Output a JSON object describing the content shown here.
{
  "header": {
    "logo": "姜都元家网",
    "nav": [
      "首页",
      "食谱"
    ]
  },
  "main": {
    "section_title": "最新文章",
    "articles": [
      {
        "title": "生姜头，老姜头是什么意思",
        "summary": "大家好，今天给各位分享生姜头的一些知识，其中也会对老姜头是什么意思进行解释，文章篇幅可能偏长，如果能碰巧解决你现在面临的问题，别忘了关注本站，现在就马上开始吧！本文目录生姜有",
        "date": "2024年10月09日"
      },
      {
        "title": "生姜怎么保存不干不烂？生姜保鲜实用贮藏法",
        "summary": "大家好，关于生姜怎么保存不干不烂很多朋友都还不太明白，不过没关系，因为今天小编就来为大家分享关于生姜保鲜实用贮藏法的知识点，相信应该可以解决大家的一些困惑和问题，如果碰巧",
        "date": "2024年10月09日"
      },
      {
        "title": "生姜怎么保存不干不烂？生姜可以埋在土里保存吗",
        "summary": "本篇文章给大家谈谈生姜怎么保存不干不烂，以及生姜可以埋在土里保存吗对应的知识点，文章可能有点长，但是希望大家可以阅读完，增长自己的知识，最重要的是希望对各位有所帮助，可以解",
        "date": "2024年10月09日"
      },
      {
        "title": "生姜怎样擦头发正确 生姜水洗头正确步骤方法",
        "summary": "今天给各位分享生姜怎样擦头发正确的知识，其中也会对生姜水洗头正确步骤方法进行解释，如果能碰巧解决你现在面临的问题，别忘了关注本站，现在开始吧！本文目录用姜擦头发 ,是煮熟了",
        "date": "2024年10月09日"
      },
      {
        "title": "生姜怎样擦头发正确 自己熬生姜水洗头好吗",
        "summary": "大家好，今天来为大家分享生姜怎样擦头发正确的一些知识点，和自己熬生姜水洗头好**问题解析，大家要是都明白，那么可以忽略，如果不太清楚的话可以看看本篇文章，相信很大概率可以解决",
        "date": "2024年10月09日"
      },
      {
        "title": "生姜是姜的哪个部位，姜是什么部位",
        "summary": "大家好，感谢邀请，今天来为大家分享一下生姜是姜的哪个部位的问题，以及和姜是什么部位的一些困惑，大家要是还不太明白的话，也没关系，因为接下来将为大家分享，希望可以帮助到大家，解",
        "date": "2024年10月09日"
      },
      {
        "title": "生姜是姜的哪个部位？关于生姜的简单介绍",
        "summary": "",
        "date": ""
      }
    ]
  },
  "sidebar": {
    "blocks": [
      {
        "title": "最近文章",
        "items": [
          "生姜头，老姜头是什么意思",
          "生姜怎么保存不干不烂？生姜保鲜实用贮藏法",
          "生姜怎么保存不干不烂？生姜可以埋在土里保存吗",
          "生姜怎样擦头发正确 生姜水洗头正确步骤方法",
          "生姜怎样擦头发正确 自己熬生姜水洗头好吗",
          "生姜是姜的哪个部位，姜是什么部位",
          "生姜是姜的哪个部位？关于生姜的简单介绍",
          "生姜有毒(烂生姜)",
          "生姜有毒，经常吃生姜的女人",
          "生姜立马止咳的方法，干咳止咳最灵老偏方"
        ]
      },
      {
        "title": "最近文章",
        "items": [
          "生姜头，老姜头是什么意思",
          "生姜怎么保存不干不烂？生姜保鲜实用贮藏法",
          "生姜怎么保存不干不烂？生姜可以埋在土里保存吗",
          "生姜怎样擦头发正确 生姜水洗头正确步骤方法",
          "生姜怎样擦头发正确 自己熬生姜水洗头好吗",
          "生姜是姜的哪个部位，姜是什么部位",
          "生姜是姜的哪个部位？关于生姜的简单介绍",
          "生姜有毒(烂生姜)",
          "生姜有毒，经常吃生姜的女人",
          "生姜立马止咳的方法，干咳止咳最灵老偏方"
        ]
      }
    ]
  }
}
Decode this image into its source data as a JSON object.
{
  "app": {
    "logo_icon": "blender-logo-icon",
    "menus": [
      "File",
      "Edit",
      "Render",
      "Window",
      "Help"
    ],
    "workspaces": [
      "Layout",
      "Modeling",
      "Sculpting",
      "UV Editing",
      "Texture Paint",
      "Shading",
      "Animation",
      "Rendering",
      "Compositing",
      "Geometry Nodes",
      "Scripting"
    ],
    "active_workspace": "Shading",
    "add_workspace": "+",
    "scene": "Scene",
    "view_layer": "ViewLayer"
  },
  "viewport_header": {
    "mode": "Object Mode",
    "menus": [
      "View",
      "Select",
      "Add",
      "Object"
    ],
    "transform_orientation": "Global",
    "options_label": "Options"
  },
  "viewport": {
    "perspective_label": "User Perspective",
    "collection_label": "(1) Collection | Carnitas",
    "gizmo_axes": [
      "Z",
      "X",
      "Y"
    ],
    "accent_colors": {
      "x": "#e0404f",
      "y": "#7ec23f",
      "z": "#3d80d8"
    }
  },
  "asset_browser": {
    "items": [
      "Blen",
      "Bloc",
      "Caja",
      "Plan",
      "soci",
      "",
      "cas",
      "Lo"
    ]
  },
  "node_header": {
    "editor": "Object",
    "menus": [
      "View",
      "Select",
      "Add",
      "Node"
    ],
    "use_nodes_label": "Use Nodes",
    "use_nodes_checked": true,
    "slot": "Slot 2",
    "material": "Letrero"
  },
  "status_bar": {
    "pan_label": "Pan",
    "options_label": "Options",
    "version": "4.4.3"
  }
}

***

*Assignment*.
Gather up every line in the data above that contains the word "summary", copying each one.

*Task output*.
        "summary": "大家好，今天给各位分享生姜头的一些知识，其中也会对老姜头是什么意思进行解释，文章篇幅可能偏长，如果能碰巧解决你现在面临的问题，别忘了关注本站，现在就马上开始吧！本文目录生姜有",
        "summary": "大家好，关于生姜怎么保存不干不烂很多朋友都还不太明白，不过没关系，因为今天小编就来为大家分享关于生姜保鲜实用贮藏法的知识点，相信应该可以解决大家的一些困惑和问题，如果碰巧",
        "summary": "本篇文章给大家谈谈生姜怎么保存不干不烂，以及生姜可以埋在土里保存吗对应的知识点，文章可能有点长，但是希望大家可以阅读完，增长自己的知识，最重要的是希望对各位有所帮助，可以解",
        "summary": "今天给各位分享生姜怎样擦头发正确的知识，其中也会对生姜水洗头正确步骤方法进行解释，如果能碰巧解决你现在面临的问题，别忘了关注本站，现在开始吧！本文目录用姜擦头发 ,是煮熟了",
        "summary": "大家好，今天来为大家分享生姜怎样擦头发正确的一些知识点，和自己熬生姜水洗头好**问题解析，大家要是都明白，那么可以忽略，如果不太清楚的话可以看看本篇文章，相信很大概率可以解决",
        "summary": "大家好，感谢邀请，今天来为大家分享一下生姜是姜的哪个部位的问题，以及和姜是什么部位的一些困惑，大家要是还不太明白的话，也没关系，因为接下来将为大家分享，希望可以帮助到大家，解",
        "summary": "",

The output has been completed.